Child Support Obligations
The guiding principle of Canada’s child support law is that children should continue to benefit from the financial means of both parents just as they would if the parents were still together. Therefore, if you are divorced or separated from the other parent, your child is entitled to child support.
The obligation to pay child support for married couples comes from section 15.1 of the Divorce Act, and for unmarried parents and guardians from section 147 of the Family Law Act. Once it is determined that there is an obligation to pay child support, the amount payable is determined by section 150 of the Family Law Actwith reference to The Federal Child Support Guidelines.
The objectives set out in section 1 of The Federal Child Support Guidelines are: (a) to establish a fair standard of support for children that ensures that they continue to benefit from the financial means of both spouses after separation; (b) to reduce conflict and tension between spouses by making the calculation of child support orders more objective; (c) to improve the efficiency of the legal process by giving courts and spouses guidance in setting the levels of child support orders and encouraging settlement; and (d) to ensure consistent treatment of spouses and children who are in similar circumstances.
Child Support Calculations
Generally, child support payments are made by parent or guardian (the “payor”) to the parent or guardian who bears the primary responsibility of a child’s expenses (the “recipient”). Stepparents may also have a duty to provide child support if the stepparent contributed to the support of the child for at least one year and an application to the court is made within one year after the stepparent last contributed to the support of the child.
The amount payable is determined by the payor’s income, and set by The Federal Child Support Guidelines. The Federal Child Support Guidelines contain a set of tables that match the payor’s income and the number of children in order to determine the amount payable. For a ballpark starting point, you may reference the following calculator:

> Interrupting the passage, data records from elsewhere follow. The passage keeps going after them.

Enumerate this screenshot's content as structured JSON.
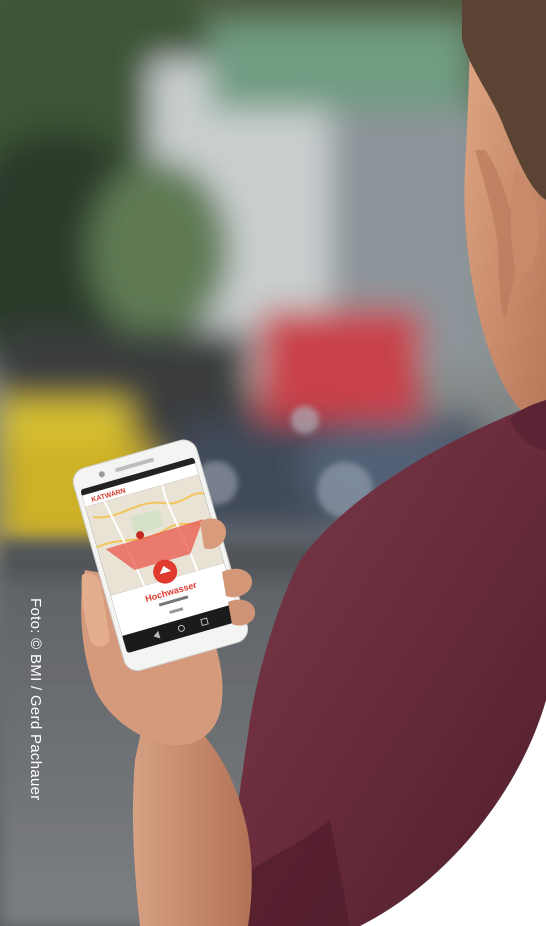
{
  "photo": {
    "app_brand": "KATWARN",
    "alert_title": "Hochwasser"
  },
  "credit": {
    "text": "Foto: © BMI / Gerd Pachauer"
  }
}
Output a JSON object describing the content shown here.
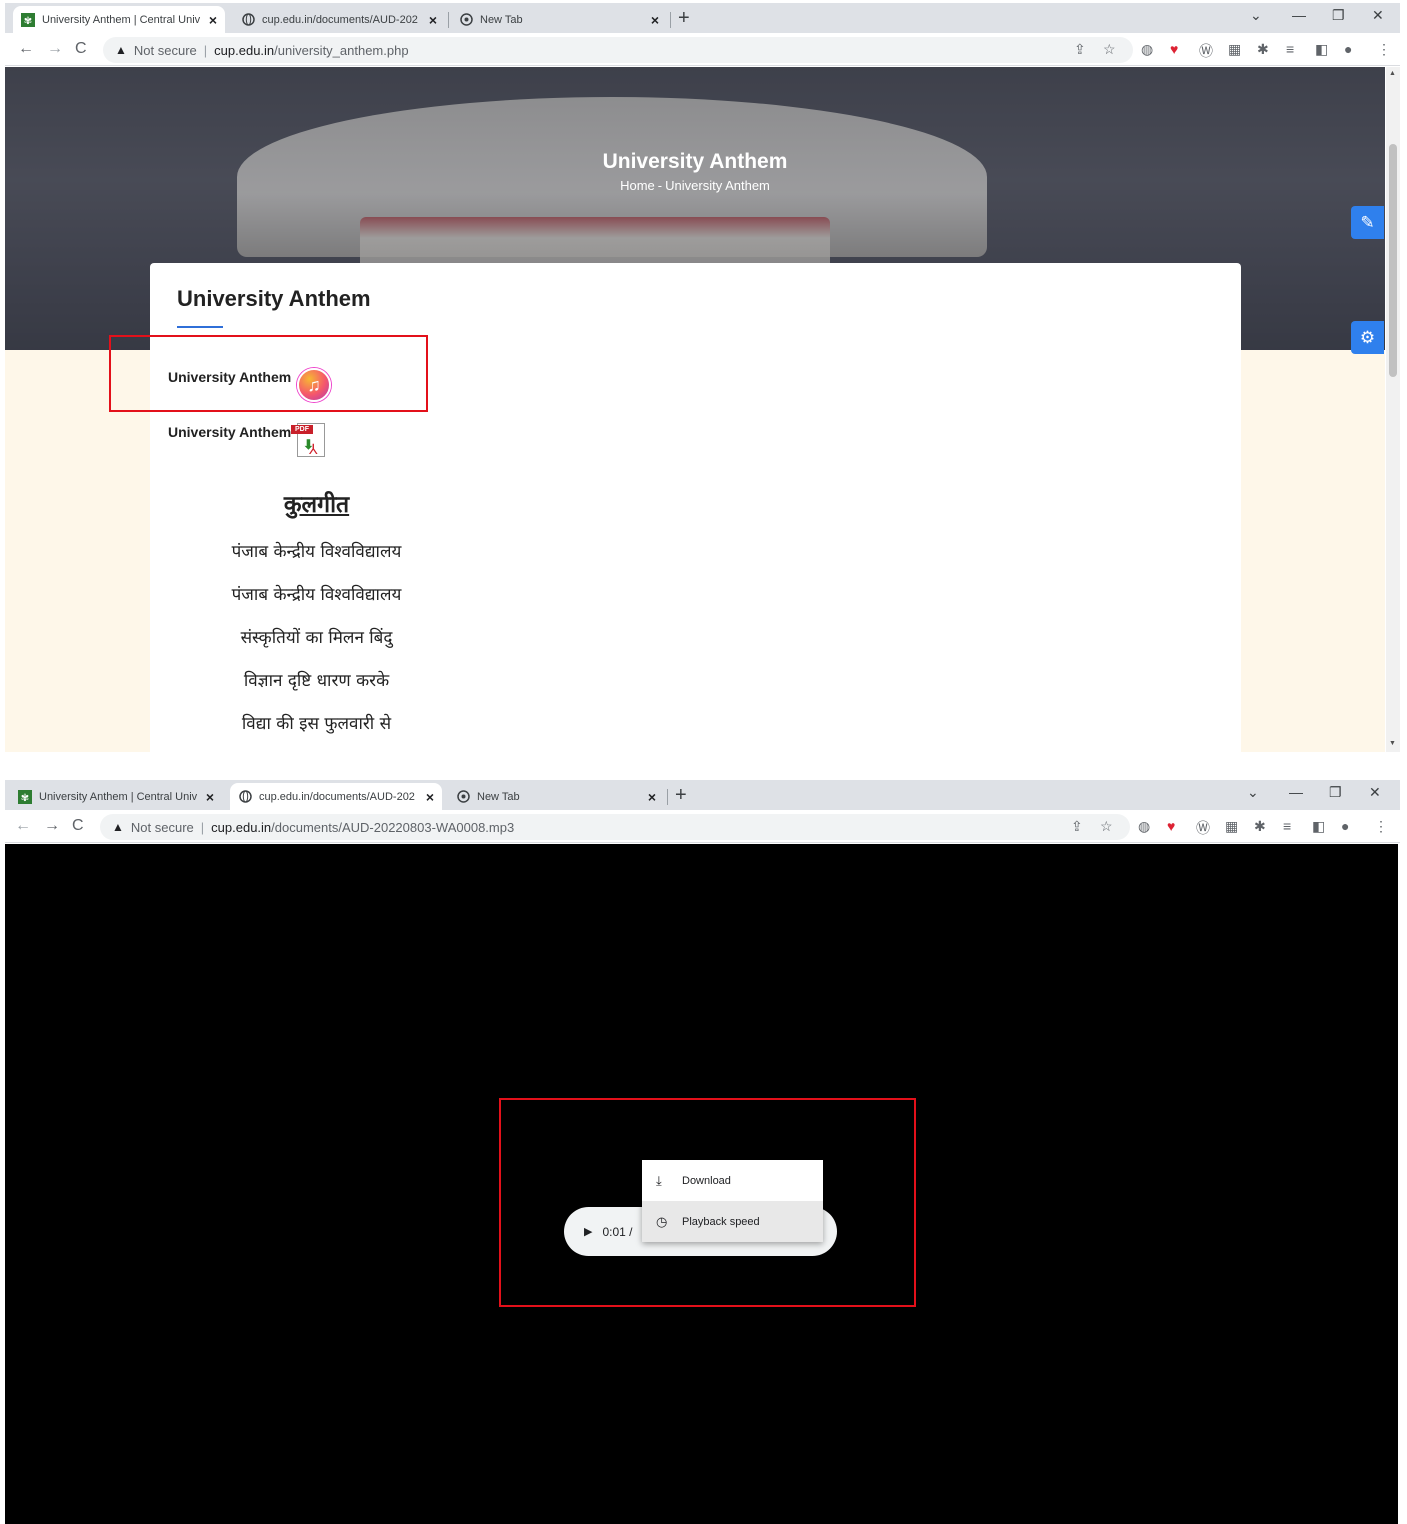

Caution – the numbers provided are from an external source, are not exact, and may vary significantly due to some exceptions and circumstances of each case.
Child Support Aggrements
Parents may make agreements between each other regarding the amount of child support to be paid, however, such agreements have very strict requirements and are not easily upheld. Agreements are permitted by Section 15.1(5) of the Divorce Act and section 148 of the Family Law Act. These sections of law require that the agreements regarding child support are made after separation or when the parties are about to separate, and that such agreements adequately provide for the child, or else the court will toss the agreement away and refer to The Federal Child Support Guidelines.
Child support is the right of the child. As a result, it cannot be bartered away by one or both parents. The court has jurisdiction to determine what is in the child’s best interests and, therefore, can make an order of child support different from that set out in the parents’ agreement where the court finds that the contractual support amount is inadequate. (see Hunble v. MacKay, 2012 BCSC 1285 (CanLII) at para. 20.).
Laws are subject to change. This website’s contents are not intended as legal advice and should not be relied upon. You should consult a lawyer before applying any law to any case or factual circumstances.